It’s probably not often that the secretary hears music from the street, a melody; it’s unlikely that even laughter travels to her through the enormous windows of these bourgeois offices. When Florent Marchet and his band left the stuffy atmosphere of the taxidermist, singing la Charrette under the setting sun, the moment presented the perfect opportunity for the secretary to play the giggling schoolgirl, to swoon from above, poke her head out, call her colleague over, and then to hide, sneak a glance, giggle, and disappear. Florent was ready to perform a serenade, to sing for them in the silent street. But it wasn’t to be. Too bad.
Too bad, because Florent Marchet was on point. He’d warmed up amongst polar bears, tigers and trepanated monkey heads. First, a ‘Benjamin’ true to form, and then this ‘La Charrette’, where Florent understood that he had the right to have some fun with it, to give in to his dancing feet, to get out onto the street. Go, go, we’ll follow.

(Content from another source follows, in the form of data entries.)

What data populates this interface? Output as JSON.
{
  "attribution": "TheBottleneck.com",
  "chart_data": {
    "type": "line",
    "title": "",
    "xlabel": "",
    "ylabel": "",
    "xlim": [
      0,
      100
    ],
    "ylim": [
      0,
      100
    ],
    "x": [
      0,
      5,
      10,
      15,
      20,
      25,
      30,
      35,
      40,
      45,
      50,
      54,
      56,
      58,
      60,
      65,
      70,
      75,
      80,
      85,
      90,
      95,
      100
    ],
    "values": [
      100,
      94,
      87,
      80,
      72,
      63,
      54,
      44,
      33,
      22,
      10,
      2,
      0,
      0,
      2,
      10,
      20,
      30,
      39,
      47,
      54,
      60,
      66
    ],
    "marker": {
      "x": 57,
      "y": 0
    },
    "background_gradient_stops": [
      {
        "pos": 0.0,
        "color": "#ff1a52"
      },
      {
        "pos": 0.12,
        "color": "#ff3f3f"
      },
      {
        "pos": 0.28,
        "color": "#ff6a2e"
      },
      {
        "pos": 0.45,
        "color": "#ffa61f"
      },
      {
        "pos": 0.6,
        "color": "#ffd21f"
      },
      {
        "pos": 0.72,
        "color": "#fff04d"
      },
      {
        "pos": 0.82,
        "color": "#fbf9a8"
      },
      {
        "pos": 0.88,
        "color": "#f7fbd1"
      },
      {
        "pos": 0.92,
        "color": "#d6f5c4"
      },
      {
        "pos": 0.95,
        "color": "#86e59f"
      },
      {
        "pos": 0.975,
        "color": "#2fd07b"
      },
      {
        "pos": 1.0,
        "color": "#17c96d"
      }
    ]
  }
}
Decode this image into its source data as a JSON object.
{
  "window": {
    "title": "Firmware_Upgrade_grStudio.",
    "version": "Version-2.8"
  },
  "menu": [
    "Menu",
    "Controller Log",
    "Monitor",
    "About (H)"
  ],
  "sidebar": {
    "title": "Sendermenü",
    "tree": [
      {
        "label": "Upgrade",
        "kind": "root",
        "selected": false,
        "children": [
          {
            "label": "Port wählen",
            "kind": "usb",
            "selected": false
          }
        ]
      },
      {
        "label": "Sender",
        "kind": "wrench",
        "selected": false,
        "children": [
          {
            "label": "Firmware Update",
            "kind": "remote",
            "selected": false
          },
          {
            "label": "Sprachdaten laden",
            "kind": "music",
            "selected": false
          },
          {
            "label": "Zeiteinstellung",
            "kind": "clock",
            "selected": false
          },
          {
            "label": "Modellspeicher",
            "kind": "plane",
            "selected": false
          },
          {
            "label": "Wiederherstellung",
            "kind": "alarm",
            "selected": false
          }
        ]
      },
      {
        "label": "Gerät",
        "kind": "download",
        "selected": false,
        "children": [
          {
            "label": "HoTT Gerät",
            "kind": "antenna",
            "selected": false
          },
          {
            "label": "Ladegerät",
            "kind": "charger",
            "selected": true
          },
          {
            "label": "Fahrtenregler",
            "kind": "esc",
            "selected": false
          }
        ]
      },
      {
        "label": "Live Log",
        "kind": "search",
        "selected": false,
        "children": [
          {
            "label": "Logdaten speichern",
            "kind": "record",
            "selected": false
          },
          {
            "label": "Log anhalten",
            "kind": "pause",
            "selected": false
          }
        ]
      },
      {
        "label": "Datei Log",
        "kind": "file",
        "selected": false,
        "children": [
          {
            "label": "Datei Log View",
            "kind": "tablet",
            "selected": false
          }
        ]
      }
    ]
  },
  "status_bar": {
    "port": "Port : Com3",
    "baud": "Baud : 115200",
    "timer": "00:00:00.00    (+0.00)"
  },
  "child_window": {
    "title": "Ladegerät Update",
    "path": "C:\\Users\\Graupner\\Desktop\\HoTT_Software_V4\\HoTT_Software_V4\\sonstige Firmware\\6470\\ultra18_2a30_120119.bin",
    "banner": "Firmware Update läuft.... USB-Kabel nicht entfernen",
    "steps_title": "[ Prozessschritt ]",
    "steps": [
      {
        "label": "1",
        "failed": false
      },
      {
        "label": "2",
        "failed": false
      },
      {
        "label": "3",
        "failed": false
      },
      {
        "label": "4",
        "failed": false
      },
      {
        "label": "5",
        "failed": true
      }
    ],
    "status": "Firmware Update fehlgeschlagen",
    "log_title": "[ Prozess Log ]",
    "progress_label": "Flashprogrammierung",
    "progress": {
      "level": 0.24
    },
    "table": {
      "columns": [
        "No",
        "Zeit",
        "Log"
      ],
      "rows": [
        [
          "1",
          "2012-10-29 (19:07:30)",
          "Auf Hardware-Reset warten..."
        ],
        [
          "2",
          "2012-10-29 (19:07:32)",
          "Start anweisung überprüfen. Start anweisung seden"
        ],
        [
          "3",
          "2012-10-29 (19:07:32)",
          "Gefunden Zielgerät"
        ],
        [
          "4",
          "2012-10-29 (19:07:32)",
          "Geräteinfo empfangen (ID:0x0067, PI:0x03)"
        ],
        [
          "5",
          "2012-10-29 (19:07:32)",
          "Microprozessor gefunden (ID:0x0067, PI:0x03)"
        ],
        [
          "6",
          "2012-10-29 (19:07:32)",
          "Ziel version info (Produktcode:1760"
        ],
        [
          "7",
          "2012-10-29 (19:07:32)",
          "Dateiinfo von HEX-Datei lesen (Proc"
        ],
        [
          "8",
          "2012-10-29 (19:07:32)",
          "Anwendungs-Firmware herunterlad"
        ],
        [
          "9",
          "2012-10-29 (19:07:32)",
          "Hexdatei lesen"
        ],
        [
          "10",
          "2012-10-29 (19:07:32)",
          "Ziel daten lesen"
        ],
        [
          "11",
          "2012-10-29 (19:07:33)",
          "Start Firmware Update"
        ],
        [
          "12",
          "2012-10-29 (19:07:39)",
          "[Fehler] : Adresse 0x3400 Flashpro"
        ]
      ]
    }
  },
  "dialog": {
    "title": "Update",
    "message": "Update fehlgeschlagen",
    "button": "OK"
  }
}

He’s charming, he’s affecting, Florent. He called his jacquard sweater ‘the Benjamin sweater’, and had brought it along especially for the occasion. He had a silk tie for the moments where the Benjamin sweater was laid aside. Once he was done playing with the bears, we left to find him a fireplace, resembling the one on his album cover. It was a small, low-ceilinged apartment, a Parisian apartment that looked like a ski lodge from another century: open kitchen, pinewood bar, a collection of GEO magazines and old Guinness Book of Records on the shelves. There was also an old carpet: Florent sat on it, alone, and played one of his more beautiful songs, L’Eau de Rose, there, just next to the fire. We were peaceful. We should have had hot chocolate, we could have laughed at old jokes.